Politics: Giddie Up


One of the big issues lately seems to be what role the government will play in the funding of the arts. Recent criticism directed towards the National Endowment for the Arts (NEA) regarding grants given to some neo-controversial artists has brought this issue to the top of every politician’s election agenda.

One stance taken by right-wingers is that artists such as Robert Mapplethorpe, Andres Serrano and Karen Finley, to name a few, are simply “filth artists” and that taxpayers’ money should not be used to subsidize such “obscene” work. Under the 1973 Miller vs. California decision, any work that has “substantial literary, artistic, political or scientific value” is not obscene. Now, granted, there is a lot of bad art, but almost none of it is “wicked” or catering to the “prurient” attitude, or even outside the Supreme Court’s definition of obscenity. The problem is intolerance—we don’t know how to deal with it either.

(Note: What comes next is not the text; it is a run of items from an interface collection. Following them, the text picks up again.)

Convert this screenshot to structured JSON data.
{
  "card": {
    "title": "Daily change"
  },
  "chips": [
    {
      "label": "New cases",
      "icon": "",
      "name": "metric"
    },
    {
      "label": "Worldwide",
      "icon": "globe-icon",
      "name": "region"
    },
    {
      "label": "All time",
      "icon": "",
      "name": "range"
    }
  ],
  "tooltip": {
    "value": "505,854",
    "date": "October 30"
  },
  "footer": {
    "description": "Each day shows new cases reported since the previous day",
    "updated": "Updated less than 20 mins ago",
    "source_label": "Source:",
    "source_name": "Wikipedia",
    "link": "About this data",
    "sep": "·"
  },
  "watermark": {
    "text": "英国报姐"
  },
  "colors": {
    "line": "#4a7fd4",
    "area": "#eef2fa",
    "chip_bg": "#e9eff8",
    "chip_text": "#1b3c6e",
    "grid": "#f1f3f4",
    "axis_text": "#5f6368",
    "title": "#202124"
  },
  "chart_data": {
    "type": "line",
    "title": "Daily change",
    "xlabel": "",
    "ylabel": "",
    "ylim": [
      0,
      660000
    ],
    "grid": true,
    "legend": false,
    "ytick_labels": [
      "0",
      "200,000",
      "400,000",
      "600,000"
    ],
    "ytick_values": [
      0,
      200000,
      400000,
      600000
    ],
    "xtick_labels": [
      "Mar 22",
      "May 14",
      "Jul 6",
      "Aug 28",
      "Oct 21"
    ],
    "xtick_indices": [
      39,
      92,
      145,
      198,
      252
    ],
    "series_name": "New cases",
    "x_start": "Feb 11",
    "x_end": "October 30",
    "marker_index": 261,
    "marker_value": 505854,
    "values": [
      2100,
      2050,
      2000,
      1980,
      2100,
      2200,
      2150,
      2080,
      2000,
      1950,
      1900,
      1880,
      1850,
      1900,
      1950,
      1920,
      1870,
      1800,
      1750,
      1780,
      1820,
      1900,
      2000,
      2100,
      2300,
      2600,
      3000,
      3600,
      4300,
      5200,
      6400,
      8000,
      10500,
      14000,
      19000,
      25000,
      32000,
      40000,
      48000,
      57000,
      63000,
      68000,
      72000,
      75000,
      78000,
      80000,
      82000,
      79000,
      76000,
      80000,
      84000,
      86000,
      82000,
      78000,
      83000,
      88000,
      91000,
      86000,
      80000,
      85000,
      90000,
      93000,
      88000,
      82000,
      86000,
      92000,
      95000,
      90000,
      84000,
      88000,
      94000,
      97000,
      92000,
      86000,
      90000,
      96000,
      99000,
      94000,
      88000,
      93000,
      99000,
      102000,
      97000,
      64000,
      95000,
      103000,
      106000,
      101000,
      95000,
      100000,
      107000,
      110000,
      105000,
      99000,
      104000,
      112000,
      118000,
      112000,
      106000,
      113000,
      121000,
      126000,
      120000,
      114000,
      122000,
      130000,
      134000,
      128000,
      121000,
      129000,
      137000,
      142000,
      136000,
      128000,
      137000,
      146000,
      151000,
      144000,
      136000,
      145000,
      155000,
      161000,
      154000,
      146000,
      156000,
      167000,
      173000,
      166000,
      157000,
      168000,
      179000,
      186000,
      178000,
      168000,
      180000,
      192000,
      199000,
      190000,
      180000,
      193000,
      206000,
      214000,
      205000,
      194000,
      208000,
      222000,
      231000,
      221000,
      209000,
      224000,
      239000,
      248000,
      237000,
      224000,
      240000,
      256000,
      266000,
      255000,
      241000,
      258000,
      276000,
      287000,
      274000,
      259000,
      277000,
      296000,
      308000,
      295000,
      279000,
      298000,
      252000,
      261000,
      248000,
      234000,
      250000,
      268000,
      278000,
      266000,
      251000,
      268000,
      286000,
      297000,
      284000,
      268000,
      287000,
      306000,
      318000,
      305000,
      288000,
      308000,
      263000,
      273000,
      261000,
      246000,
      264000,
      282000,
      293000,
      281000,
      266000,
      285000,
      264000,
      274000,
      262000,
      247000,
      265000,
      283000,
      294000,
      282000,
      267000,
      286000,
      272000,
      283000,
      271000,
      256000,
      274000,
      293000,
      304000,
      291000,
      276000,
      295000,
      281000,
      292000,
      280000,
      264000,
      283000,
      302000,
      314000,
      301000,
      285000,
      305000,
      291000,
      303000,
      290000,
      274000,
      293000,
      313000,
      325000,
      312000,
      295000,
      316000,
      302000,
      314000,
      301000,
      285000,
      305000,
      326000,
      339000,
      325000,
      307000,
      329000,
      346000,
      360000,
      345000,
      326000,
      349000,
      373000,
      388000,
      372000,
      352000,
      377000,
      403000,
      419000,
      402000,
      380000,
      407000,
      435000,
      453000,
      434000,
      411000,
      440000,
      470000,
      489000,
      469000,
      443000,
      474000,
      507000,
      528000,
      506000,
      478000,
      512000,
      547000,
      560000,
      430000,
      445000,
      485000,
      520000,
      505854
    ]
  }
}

Jesse Helms, for example, Capitol Hill’s cultural warrior, often tells reporters that in order to get an interview with him, they must show Mapplethorpe’s homoerotic photos with the interview. When television stations refuse to air the photos, Helm’s point is made. “If showing Mapplethorpe’s work on television could cost a broadcaster his license, why should the NEA get a free ride?” But do any of us turn on the television to see an art exhibit?

In a Newsweek poll, 75% of adults said that they should have the right to determine what they see and hear—only 21% said they would like to see laws to prohibit material that may be offensive to some segments of the community. And when asked if federal officials should exercise more control to ensure that the work of art produced does not offend the public, or, if these judgements should be left to independent panels of established art experts in each field 63% said the experts should judge, while 30% desired more official control.

John Frohnmayer, the NEA’s chairman, points out that the agency has distributed 85,000 grants and dealt with more than 1 million images in the visual arts. Fewer than 20 grants have been controversial.

“Controversial” does not mean “inappropriate” or “out-of-bounds” of federal funding. I’m pointing out that art, like everything else, can and is being used as a political mule for the re-elections.

But it doesn’t stop here folks!

Reverend Donald Wildmon, and his American Family Association (you know, those people who couldn’t deal with someone else interpreting Jesus in The Last Temptation of Christ) along with others like the Traditional Values Coalition of California and Phyllis Schafly’s Eagle Forum, are out to do everything, from dismembering the NEA, restricting the content of television, censoring movies and books.

Jesse Helms, Donald Wildmon, and all the other right-wing purists think they are going to rebuild the fabric of American life. Yeah…right. What is really happening is that the place of art in our society is becoming situational. If it’s not an election year and certain politicians haven’t fucked anything else up, art is fine. But if they look and are losing votes, why not take a heroic stance on “obscenity,” churn a few votes, and come out smelling like a rose.

Members of the NEA are not there to “police” art, nor will they remain. Some grantees of the NEA are already refusing grants from the agency because it is being turned into a conservative bitch-board used for political head-banging and a way to get around court decisions.

By current definition, the works of most artists such as Serrano, Mapplethorpe and Finley are not obscene. But a handful of people still find it disgusting. So, what are we to do? Draft yet another definition of “obscenity” and use that while right-wing politicians turn the NEA into a “one-way-or no way” institution?

Check out these other articles from 1990:
SLUG June Feature Band: Bad Yodelers
The Mission UK Review/Interview